Bad Bots Are as Active as Ever
In light of the above mentioned trends, it is interesting to note that we saw no decrease in bad bot activity, neither on smaller or more popular websites.
There are several key reasons for this:
- Unlike good bots, malicious non-humans are employed by individuals, not organizations. As a result, their growth is closely tied with the increase in Internet human population.
- DDoS tools and DDoS-for-hire services that cause an influx in DDoS traffic are widely available. Recently, we saw these lead to a 9 percent quarter-over- quarter increase in the amount of DDoS bots, categorized here as ‘Impersonators’. Not surprisingly, this is also the only bot group that has displayed consistent growth over the last four years.
- For every Internet user in the developed world, there are two in developing countries. Industry reports, including our own, repeatedly show these countries to be the hubs of botnet activity, indicating a wider availability of under-secured connected devices.
As a result, websites of all sizes are as targeted as ever, and are visited on average by one malicious non-human for every two humans.
These bots continue to pose a serious threat to the Internet ecosystem. The extent of this threat is such that, on any given day, over 90 percent of all security events on our network are the result of bad bot activity. From the looks of it, these are not going away any time soon.
Learning from Spam Bots
So what can be done to minimize the threat posed by malicious bots? Individually, website operators can counter malicious bots with security solutions, like our own, which offer protection from application layer attacks. These include automated hacking attempts, scraping, spamming and DDoS attacks.
On a larger scale, however, security solutions can only treat the symptoms of the actual problem, which is a rapid expansion of botnets, leading to growing amounts of automated attacks.
While it would be naïve to assume that such malicious activity can be completely eradicated, there are ways to limit the motivations that drive its growth. To us, this is the moral of the story of Spam bots; a group of malicious bots that saw a radical decline, from two percent in 2012 to 0.1 percent in 2015.
Once again, it all boils down to motivation.
Prior to 2012, spam bots were commonly employed by Black Hat SEOs who used them to auto-inject links across dozens, hundreds or even thousands of domains at a time. The incentive was the SEO boost the spam links provided, which helped the linked domain climb higher in search engine result pages (SERP).
Things changed in April 2012, when Google stepped up its war against Spam by introducing the first of its Penguin updates.
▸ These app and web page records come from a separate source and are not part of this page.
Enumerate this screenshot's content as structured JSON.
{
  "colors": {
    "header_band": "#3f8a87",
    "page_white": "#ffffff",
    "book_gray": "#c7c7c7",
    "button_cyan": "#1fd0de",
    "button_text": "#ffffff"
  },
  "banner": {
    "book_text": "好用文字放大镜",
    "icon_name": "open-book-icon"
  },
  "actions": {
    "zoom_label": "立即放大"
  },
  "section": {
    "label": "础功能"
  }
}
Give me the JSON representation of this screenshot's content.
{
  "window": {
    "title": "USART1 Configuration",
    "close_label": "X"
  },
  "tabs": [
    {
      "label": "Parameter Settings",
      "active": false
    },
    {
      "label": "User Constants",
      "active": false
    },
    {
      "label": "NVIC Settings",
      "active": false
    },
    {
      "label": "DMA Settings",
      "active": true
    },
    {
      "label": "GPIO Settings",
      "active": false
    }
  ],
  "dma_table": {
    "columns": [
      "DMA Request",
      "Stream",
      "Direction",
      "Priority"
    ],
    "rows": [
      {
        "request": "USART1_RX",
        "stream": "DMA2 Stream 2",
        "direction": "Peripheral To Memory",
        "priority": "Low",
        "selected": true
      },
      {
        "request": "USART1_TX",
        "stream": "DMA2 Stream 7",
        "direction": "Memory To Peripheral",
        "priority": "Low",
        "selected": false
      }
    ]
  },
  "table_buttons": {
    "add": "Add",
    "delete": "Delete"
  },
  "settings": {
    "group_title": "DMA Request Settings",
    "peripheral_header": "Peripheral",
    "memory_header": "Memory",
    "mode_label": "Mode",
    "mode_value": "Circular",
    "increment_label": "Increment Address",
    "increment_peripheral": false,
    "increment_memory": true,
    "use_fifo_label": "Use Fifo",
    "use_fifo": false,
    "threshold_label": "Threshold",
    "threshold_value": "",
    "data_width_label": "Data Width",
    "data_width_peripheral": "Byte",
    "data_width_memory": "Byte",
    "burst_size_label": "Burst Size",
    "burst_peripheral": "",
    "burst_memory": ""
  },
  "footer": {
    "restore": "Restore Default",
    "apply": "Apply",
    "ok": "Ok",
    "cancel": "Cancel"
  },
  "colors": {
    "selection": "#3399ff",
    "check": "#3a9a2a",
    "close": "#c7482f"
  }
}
The change in the algorithm penalized all websites involved in spam distribution—not only those who profited from spam links, but also those who hosted them.
With this new proactive approach, Google turned link spam into a high risk/low reward activity. More importantly, it motivated website operators to harden their anti-spam measures to prevent being penalized for allowing spam links on their websites.
This zero-tolerance approach, which promotes security awareness and individual responsibility should be applied to other aspects of online activity.
For example, industry standards could be used to enforce hardened security of connected devices, the negligent handling of which often leads to the creation of botnets that spawn malicious bot traffic. On the other end, legal action and consumer movements could promote a no-negotiation policy with cyber-extortionists, taking away one of the main motivations for hacker activity.
This year, for the first time ever, concerns about botnet activity were voiced by the White House. We also witnessed the prosecution of high-profile botnet operators in the US and EU. While these are unlikely to deter other perpetrators, such steps are important to promote awareness and guide a discussion on the topic of malicious bots, their origin, MO and damage potential.
What’s still missing are ground rules that can be adopted by the private and governmental sectors. These rules need to define how the botnet threat should be address and contained, if not resolved.